5. Mould the mixture into whatever form you like, (you can put it into a dish of some sort, but my husband just makes a mound on a plate), and decorate with a sprinkle of cinnamon and the desiccated coconut.
6. Serve warm or cold. We like it best well chilled when it cuts like cake. You could serve it with toppings, custard, ice cream but we eat it, (too much of it in my case), just as it is.
You'll find lots more recipes, including this one, in my on-line recipe book The Les Trois Chenes Recipe Book
Turkish Desserts are Full of Eastern Promise - Why not find out more about the sweet story of Turkish cuisine?
Turkish sweets and desserts are so delicious and many are very easy too make. Why not find out more about exotic Turkish cuisine?
You Can Serve Irmik Helvasi in Many Different Ways - Simply presented on a plate
We serve our dessert very simply, but you can present it in many different ways. Put it into a buttered mould of any shape and turn it out. Serve it as a loaf and slice it. Put it into a flan dish.

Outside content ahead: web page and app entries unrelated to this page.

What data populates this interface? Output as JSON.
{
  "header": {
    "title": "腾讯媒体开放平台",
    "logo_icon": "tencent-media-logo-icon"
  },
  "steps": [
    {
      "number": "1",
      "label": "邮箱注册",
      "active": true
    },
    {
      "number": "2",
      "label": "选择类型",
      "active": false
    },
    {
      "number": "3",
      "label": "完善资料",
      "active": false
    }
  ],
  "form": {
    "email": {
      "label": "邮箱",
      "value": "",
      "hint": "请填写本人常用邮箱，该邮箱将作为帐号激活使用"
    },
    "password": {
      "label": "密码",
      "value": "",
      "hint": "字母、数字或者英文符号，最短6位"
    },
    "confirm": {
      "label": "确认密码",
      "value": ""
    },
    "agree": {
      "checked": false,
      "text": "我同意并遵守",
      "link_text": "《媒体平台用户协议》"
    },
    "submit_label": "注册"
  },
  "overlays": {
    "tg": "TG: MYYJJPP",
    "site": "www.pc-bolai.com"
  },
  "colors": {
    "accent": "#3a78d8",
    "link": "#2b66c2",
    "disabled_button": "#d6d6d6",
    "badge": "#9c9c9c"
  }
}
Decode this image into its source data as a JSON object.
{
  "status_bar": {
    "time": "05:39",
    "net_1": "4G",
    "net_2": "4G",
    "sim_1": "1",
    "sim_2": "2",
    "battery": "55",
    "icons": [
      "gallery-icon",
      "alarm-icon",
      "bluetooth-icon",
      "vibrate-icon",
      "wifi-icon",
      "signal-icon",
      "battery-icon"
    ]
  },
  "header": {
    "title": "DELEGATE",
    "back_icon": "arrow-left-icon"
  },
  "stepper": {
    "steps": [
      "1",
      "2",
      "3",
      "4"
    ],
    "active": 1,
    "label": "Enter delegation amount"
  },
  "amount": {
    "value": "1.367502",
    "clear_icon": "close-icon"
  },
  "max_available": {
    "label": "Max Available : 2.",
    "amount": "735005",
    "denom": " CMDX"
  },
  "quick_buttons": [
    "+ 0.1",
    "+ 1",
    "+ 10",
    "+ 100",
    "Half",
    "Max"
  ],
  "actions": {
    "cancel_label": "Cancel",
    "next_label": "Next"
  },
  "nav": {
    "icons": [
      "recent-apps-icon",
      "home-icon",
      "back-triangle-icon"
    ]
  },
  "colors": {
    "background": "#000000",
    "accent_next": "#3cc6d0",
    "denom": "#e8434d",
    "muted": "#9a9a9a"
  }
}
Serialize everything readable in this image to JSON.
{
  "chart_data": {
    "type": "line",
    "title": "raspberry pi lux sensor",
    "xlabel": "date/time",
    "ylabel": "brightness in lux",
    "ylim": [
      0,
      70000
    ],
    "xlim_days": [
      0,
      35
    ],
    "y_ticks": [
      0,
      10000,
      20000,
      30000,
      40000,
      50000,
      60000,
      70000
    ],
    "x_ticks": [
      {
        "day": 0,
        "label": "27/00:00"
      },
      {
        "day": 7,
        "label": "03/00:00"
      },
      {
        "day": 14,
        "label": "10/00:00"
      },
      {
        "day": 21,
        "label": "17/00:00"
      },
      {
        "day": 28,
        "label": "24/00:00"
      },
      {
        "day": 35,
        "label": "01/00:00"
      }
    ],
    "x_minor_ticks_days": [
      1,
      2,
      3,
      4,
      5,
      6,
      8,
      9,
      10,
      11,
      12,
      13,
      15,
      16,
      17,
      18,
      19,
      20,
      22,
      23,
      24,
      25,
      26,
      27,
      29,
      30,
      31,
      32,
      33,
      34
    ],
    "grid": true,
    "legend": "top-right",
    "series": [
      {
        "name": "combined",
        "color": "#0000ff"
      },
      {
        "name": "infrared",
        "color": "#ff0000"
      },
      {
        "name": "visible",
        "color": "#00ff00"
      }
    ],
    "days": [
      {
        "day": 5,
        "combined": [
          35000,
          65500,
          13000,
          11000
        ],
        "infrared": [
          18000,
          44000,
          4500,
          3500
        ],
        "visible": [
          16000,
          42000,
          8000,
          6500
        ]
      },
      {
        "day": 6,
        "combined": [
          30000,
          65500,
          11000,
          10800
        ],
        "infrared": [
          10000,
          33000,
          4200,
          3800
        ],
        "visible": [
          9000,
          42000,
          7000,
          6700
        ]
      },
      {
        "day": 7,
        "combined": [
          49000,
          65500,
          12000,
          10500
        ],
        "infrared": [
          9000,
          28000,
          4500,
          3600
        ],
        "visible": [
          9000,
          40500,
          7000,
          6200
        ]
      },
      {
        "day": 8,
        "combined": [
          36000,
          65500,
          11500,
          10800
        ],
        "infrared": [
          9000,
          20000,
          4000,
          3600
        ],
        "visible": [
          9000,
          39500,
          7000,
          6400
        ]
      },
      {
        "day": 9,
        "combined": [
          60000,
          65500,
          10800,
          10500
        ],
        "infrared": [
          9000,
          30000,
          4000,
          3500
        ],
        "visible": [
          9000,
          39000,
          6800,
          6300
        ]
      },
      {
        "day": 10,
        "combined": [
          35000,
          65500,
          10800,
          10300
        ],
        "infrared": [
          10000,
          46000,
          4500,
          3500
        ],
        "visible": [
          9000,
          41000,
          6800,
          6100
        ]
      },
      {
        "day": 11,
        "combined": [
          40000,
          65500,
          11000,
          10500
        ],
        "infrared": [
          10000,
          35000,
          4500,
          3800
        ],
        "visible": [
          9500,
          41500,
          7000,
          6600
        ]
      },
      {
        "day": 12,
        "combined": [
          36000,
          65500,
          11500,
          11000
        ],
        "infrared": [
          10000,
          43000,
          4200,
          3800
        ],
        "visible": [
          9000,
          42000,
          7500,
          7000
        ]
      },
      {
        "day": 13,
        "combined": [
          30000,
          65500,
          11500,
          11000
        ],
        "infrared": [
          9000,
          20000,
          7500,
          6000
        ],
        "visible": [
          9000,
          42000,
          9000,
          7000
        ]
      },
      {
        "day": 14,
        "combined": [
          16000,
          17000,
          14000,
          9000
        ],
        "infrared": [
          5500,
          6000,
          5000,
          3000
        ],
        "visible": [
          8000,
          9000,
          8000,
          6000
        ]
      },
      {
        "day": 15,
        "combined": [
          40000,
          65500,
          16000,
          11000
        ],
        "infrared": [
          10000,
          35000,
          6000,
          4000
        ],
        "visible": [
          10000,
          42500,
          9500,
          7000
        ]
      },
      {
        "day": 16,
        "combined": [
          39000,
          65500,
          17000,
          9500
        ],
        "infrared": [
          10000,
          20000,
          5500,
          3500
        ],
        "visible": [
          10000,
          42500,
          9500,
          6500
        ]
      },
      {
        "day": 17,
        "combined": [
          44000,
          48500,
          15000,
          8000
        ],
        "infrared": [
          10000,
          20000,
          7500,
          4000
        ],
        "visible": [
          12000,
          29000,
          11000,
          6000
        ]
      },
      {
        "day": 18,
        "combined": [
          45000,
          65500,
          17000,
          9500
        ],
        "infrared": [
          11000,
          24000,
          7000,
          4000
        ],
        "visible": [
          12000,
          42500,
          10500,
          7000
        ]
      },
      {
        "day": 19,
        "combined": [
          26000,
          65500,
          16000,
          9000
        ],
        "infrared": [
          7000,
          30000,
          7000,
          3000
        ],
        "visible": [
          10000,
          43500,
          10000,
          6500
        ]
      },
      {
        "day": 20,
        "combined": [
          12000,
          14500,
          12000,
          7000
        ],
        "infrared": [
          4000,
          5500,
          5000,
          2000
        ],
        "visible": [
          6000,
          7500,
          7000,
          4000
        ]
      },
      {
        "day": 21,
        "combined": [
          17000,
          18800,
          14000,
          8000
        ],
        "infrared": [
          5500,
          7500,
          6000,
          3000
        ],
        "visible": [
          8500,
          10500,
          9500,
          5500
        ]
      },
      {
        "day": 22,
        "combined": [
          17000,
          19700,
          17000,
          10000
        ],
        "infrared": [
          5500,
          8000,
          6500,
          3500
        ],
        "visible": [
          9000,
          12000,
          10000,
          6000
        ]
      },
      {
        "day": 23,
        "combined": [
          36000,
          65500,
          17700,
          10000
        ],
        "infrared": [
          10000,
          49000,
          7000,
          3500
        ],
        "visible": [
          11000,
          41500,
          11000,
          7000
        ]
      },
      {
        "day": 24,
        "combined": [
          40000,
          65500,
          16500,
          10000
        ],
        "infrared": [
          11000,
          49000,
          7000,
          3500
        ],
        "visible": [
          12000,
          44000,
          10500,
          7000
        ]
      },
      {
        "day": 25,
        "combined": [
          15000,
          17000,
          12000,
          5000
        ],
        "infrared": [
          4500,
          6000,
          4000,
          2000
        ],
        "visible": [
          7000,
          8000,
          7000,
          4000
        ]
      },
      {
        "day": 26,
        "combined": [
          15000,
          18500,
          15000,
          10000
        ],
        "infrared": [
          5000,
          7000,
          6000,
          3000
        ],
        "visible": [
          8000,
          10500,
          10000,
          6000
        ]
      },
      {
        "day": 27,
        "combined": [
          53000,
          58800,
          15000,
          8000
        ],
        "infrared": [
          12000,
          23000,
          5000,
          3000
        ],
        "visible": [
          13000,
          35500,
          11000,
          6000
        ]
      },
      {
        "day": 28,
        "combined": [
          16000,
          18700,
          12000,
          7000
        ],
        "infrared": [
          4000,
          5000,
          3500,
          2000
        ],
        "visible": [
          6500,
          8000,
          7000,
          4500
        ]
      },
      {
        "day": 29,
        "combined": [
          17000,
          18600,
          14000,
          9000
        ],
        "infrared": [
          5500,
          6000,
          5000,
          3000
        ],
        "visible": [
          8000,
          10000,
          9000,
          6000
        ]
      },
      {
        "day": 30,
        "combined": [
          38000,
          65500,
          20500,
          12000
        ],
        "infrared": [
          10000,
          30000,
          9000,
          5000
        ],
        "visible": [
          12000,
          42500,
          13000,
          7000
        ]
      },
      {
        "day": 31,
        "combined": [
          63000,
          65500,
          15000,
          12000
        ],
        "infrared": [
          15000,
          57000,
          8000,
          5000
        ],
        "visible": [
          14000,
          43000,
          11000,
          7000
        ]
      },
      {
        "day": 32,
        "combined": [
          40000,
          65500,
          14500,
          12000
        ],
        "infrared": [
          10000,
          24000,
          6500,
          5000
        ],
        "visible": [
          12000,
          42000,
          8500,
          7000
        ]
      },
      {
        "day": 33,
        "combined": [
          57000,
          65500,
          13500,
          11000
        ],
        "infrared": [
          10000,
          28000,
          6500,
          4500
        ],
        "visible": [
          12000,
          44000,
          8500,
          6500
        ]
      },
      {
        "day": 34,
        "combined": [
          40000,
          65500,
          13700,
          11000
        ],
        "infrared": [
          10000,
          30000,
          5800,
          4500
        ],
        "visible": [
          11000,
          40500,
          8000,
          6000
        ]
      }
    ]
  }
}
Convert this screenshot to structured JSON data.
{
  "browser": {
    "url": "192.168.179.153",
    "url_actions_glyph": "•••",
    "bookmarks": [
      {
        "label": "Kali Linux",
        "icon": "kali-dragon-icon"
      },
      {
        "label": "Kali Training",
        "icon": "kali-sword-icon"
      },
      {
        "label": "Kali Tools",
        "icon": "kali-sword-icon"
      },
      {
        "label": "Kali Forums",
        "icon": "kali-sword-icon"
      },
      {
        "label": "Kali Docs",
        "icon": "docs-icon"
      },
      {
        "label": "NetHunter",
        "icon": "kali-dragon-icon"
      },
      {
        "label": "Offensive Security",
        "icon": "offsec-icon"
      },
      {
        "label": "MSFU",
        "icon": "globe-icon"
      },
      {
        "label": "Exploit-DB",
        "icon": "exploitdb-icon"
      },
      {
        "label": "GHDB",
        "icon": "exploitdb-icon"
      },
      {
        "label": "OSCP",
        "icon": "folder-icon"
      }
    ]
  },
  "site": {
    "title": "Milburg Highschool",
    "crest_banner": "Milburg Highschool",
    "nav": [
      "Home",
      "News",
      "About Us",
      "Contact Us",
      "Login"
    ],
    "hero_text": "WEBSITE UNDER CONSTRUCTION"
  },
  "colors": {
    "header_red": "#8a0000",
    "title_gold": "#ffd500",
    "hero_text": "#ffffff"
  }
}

Equally, there's plenty of scope for decoration. My husband is an eater and not a decorator so he's happy to sprinkle a bit of grated coconut and cinnamon over. Why not bring a woman's touch to the decoration and let your imagination run wild?
Turkish Dolma are the Perfect Starter to Go With Your Irmik Helvasi Dessert
Easy and fun to make
Yaprak Sarma (stuffed grapevine leaves to you and me) is the perfect starter to go with this dessert. If you have access to vine leaves then you have a fabulous free food resource!
The leaves are stuffed with rice, meat or fruit and are easy to make, economical and give any meal an exotic touch.
Turkey is Rich in Culture
And Turkish food is world famous
Turkey is a wonderful country, huge, varied and very beautiful. It has a long history and rich culture which is reflected in the cuisine. The streets are lined with market stalls selling fruit and vegetables havrvested that morning. The ingredients are fresh and the emphasis on vegetables means that the dishes are healthy and slimming - so long as you don't indulge in too many puddings and cakes. There are many regional specialities and each town and area of Turkey has it's own distinctive traditional dishes. Even if you don't travel, try to seek out some of the many restaurants cooking food from home.
If you can't pay a visit yourself, why not try to produce some of these dishes yourself. They're often simple and so delicious.
Will You Be Making Irmik Helvasi? - Are you an adventurous cook?
Have I persuaded you to try this Turkish pudding?
© 2011 Barbara Walton